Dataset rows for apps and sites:

▶

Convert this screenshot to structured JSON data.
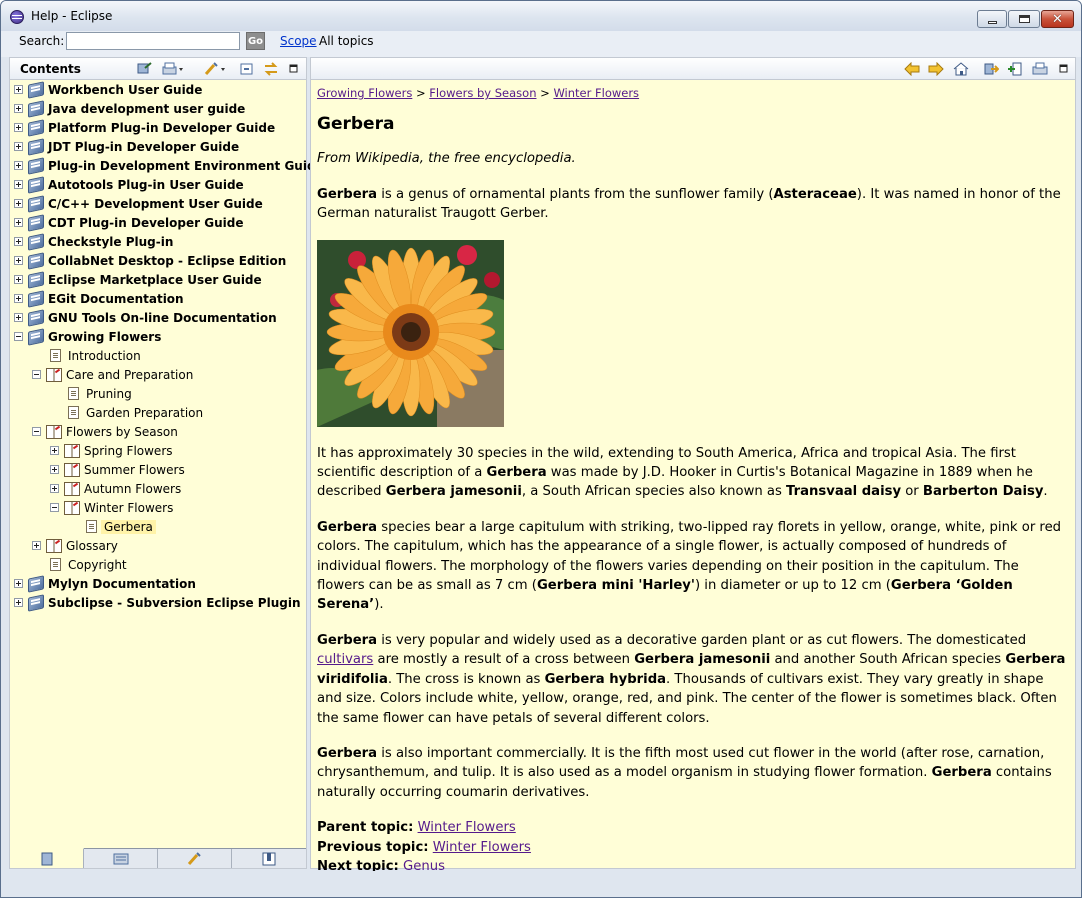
{
  "window": {
    "title": "Help - Eclipse"
  },
  "search": {
    "label": "Search:",
    "value": "",
    "go_label": "Go",
    "scope_link": "Scope",
    "scope_value": "All topics"
  },
  "contents": {
    "title": "Contents"
  },
  "tree": [
    {
      "label": "Workbench User Guide",
      "level": 0,
      "type": "book",
      "expander": "plus",
      "bold": true
    },
    {
      "label": "Java development user guide",
      "level": 0,
      "type": "book",
      "expander": "plus",
      "bold": true
    },
    {
      "label": "Platform Plug-in Developer Guide",
      "level": 0,
      "type": "book",
      "expander": "plus",
      "bold": true
    },
    {
      "label": "JDT Plug-in Developer Guide",
      "level": 0,
      "type": "book",
      "expander": "plus",
      "bold": true
    },
    {
      "label": "Plug-in Development Environment Guide",
      "level": 0,
      "type": "book",
      "expander": "plus",
      "bold": true
    },
    {
      "label": "Autotools Plug-in User Guide",
      "level": 0,
      "type": "book",
      "expander": "plus",
      "bold": true
    },
    {
      "label": "C/C++ Development User Guide",
      "level": 0,
      "type": "book",
      "expander": "plus",
      "bold": true
    },
    {
      "label": "CDT Plug-in Developer Guide",
      "level": 0,
      "type": "book",
      "expander": "plus",
      "bold": true
    },
    {
      "label": "Checkstyle Plug-in",
      "level": 0,
      "type": "book",
      "expander": "plus",
      "bold": true
    },
    {
      "label": "CollabNet Desktop - Eclipse Edition",
      "level": 0,
      "type": "book",
      "expander": "plus",
      "bold": true
    },
    {
      "label": "Eclipse Marketplace User Guide",
      "level": 0,
      "type": "book",
      "expander": "plus",
      "bold": true
    },
    {
      "label": "EGit Documentation",
      "level": 0,
      "type": "book",
      "expander": "plus",
      "bold": true
    },
    {
      "label": "GNU Tools On-line Documentation",
      "level": 0,
      "type": "book",
      "expander": "plus",
      "bold": true
    },
    {
      "label": "Growing Flowers",
      "level": 0,
      "type": "book",
      "expander": "minus",
      "bold": true
    },
    {
      "label": "Introduction",
      "level": 1,
      "type": "page",
      "expander": "none",
      "bold": false
    },
    {
      "label": "Care and Preparation",
      "level": 1,
      "type": "openbook",
      "expander": "minus",
      "bold": false
    },
    {
      "label": "Pruning",
      "level": 2,
      "type": "page",
      "expander": "none",
      "bold": false
    },
    {
      "label": "Garden Preparation",
      "level": 2,
      "type": "page",
      "expander": "none",
      "bold": false
    },
    {
      "label": "Flowers by Season",
      "level": 1,
      "type": "openbook",
      "expander": "minus",
      "bold": false
    },
    {
      "label": "Spring Flowers",
      "level": 2,
      "type": "openbook",
      "expander": "plus",
      "bold": false
    },
    {
      "label": "Summer Flowers",
      "level": 2,
      "type": "openbook",
      "expander": "plus",
      "bold": false
    },
    {
      "label": "Autumn Flowers",
      "level": 2,
      "type": "openbook",
      "expander": "plus",
      "bold": false
    },
    {
      "label": "Winter Flowers",
      "level": 2,
      "type": "openbook",
      "expander": "minus",
      "bold": false
    },
    {
      "label": "Gerbera",
      "level": 3,
      "type": "page",
      "expander": "none",
      "bold": false,
      "selected": true
    },
    {
      "label": "Glossary",
      "level": 1,
      "type": "openbook",
      "expander": "plus",
      "bold": false
    },
    {
      "label": "Copyright",
      "level": 1,
      "type": "page",
      "expander": "none",
      "bold": false
    },
    {
      "label": "Mylyn Documentation",
      "level": 0,
      "type": "book",
      "expander": "plus",
      "bold": true
    },
    {
      "label": "Subclipse - Subversion Eclipse Plugin",
      "level": 0,
      "type": "book",
      "expander": "plus",
      "bold": true
    }
  ],
  "breadcrumb": [
    "Growing Flowers",
    "Flowers by Season",
    "Winter Flowers"
  ],
  "breadcrumb_sep": ">",
  "article": {
    "title": "Gerbera",
    "source": "From Wikipedia, the free encyclopedia.",
    "p1": [
      {
        "t": "Gerbera",
        "b": true
      },
      {
        "t": " is a genus of ornamental plants from the sunflower family ("
      },
      {
        "t": "Asteraceae",
        "b": true
      },
      {
        "t": "). It was named in honor of the German naturalist Traugott Gerber."
      }
    ],
    "p2": [
      {
        "t": "It has approximately 30 species in the wild, extending to South America, Africa and tropical Asia. The first scientific description of a "
      },
      {
        "t": "Gerbera",
        "b": true
      },
      {
        "t": " was made by J.D. Hooker in Curtis's Botanical Magazine in 1889 when he described "
      },
      {
        "t": "Gerbera jamesonii",
        "b": true
      },
      {
        "t": ", a South African species also known as "
      },
      {
        "t": "Transvaal daisy",
        "b": true
      },
      {
        "t": " or "
      },
      {
        "t": "Barberton Daisy",
        "b": true
      },
      {
        "t": "."
      }
    ],
    "p3": [
      {
        "t": "Gerbera",
        "b": true
      },
      {
        "t": " species bear a large capitulum with striking, two-lipped ray florets in yellow, orange, white, pink or red colors. The capitulum, which has the appearance of a single flower, is actually composed of hundreds of individual flowers. The morphology of the flowers varies depending on their position in the capitulum. The flowers can be as small as 7 cm ("
      },
      {
        "t": "Gerbera mini 'Harley'",
        "b": true
      },
      {
        "t": ") in diameter or up to 12 cm ("
      },
      {
        "t": "Gerbera ‘Golden Serena’",
        "b": true
      },
      {
        "t": ")."
      }
    ],
    "p4": [
      {
        "t": "Gerbera",
        "b": true
      },
      {
        "t": " is very popular and widely used as a decorative garden plant or as cut flowers. The domesticated "
      },
      {
        "t": "cultivars",
        "link": true
      },
      {
        "t": " are mostly a result of a cross between "
      },
      {
        "t": "Gerbera jamesonii",
        "b": true
      },
      {
        "t": " and another South African species "
      },
      {
        "t": "Gerbera viridifolia",
        "b": true
      },
      {
        "t": ". The cross is known as "
      },
      {
        "t": "Gerbera hybrida",
        "b": true
      },
      {
        "t": ". Thousands of cultivars exist. They vary greatly in shape and size. Colors include white, yellow, orange, red, and pink. The center of the flower is sometimes black. Often the same flower can have petals of several different colors."
      }
    ],
    "p5": [
      {
        "t": "Gerbera",
        "b": true
      },
      {
        "t": " is also important commercially. It is the fifth most used cut flower in the world (after rose, carnation, chrysanthemum, and tulip. It is also used as a model organism in studying flower formation. "
      },
      {
        "t": "Gerbera",
        "b": true
      },
      {
        "t": " contains naturally occurring coumarin derivatives."
      }
    ],
    "nav": [
      {
        "label": "Parent topic:",
        "link": "Winter Flowers"
      },
      {
        "label": "Previous topic:",
        "link": "Winter Flowers"
      },
      {
        "label": "Next topic:",
        "link": "Genus"
      }
    ]
  },
  "colors": {
    "pane_bg": "#fffed7",
    "link": "#551a8b",
    "selection": "#fff3a8",
    "scope_link": "#0033cc"
  }
}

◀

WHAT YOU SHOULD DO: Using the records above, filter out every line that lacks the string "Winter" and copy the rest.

ANSWER TO THE EXERCISE:
      "label": "Winter Flowers",
    "Winter Flowers"
        "link": "Winter Flowers"
        "link": "Winter Flowers"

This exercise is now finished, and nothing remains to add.